§ **WORK ITEM**: These entries are to be set down again exactly.

Segment Start: INPUT DATA

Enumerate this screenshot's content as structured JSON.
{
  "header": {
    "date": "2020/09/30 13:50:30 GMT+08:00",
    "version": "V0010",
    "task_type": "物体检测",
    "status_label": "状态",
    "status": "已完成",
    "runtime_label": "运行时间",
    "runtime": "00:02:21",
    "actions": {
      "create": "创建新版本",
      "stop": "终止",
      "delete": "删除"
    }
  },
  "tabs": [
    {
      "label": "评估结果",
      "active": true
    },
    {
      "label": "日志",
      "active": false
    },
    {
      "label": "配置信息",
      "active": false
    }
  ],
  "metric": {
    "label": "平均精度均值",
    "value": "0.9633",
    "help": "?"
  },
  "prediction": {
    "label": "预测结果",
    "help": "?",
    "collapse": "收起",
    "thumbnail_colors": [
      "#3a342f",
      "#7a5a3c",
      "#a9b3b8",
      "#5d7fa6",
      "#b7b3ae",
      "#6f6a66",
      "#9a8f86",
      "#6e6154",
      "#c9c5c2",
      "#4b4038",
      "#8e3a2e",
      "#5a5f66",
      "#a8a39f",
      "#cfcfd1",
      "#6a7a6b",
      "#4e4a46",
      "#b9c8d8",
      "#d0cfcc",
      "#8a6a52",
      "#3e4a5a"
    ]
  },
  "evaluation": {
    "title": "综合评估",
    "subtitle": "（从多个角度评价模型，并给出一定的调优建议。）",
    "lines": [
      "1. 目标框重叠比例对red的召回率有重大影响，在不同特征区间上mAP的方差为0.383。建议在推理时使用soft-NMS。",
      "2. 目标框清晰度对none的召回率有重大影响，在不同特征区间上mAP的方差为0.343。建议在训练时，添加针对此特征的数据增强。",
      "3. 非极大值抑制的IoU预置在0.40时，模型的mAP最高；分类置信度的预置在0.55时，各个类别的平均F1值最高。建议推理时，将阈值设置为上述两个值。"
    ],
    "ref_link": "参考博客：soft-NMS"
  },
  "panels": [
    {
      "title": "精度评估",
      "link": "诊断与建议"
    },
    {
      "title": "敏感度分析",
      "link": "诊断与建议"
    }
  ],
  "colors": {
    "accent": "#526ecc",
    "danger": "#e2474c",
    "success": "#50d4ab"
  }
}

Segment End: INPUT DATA

§ **RESULT FOR THIS EXERCISE**:
Enumerate this screenshot's content as structured JSON.
{
  "header": {
    "date": "2020/09/30 13:50:30 GMT+08:00",
    "version": "V0010",
    "task_type": "物体检测",
    "status_label": "状态",
    "status": "已完成",
    "runtime_label": "运行时间",
    "runtime": "00:02:21",
    "actions": {
      "create": "创建新版本",
      "stop": "终止",
      "delete": "删除"
    }
  },
  "tabs": [
    {
      "label": "评估结果",
      "active": true
    },
    {
      "label": "日志",
      "active": false
    },
    {
      "label": "配置信息",
      "active": false
    }
  ],
  "metric": {
    "label": "平均精度均值",
    "value": "0.9633",
    "help": "?"
  },
  "prediction": {
    "label": "预测结果",
    "help": "?",
    "collapse": "收起",
    "thumbnail_colors": [
      "#3a342f",
      "#7a5a3c",
      "#a9b3b8",
      "#5d7fa6",
      "#b7b3ae",
      "#6f6a66",
      "#9a8f86",
      "#6e6154",
      "#c9c5c2",
      "#4b4038",
      "#8e3a2e",
      "#5a5f66",
      "#a8a39f",
      "#cfcfd1",
      "#6a7a6b",
      "#4e4a46",
      "#b9c8d8",
      "#d0cfcc",
      "#8a6a52",
      "#3e4a5a"
    ]
  },
  "evaluation": {
    "title": "综合评估",
    "subtitle": "（从多个角度评价模型，并给出一定的调优建议。）",
    "lines": [
      "1. 目标框重叠比例对red的召回率有重大影响，在不同特征区间上mAP的方差为0.383。建议在推理时使用soft-NMS。",
      "2. 目标框清晰度对none的召回率有重大影响，在不同特征区间上mAP的方差为0.343。建议在训练时，添加针对此特征的数据增强。",
      "3. 非极大值抑制的IoU预置在0.40时，模型的mAP最高；分类置信度的预置在0.55时，各个类别的平均F1值最高。建议推理时，将阈值设置为上述两个值。"
    ],
    "ref_link": "参考博客：soft-NMS"
  },
  "panels": [
    {
      "title": "精度评估",
      "link": "诊断与建议"
    },
    {
      "title": "敏感度分析",
      "link": "诊断与建议"
    }
  ],
  "colors": {
    "accent": "#526ecc",
    "danger": "#e2474c",
    "success": "#50d4ab"
  }
}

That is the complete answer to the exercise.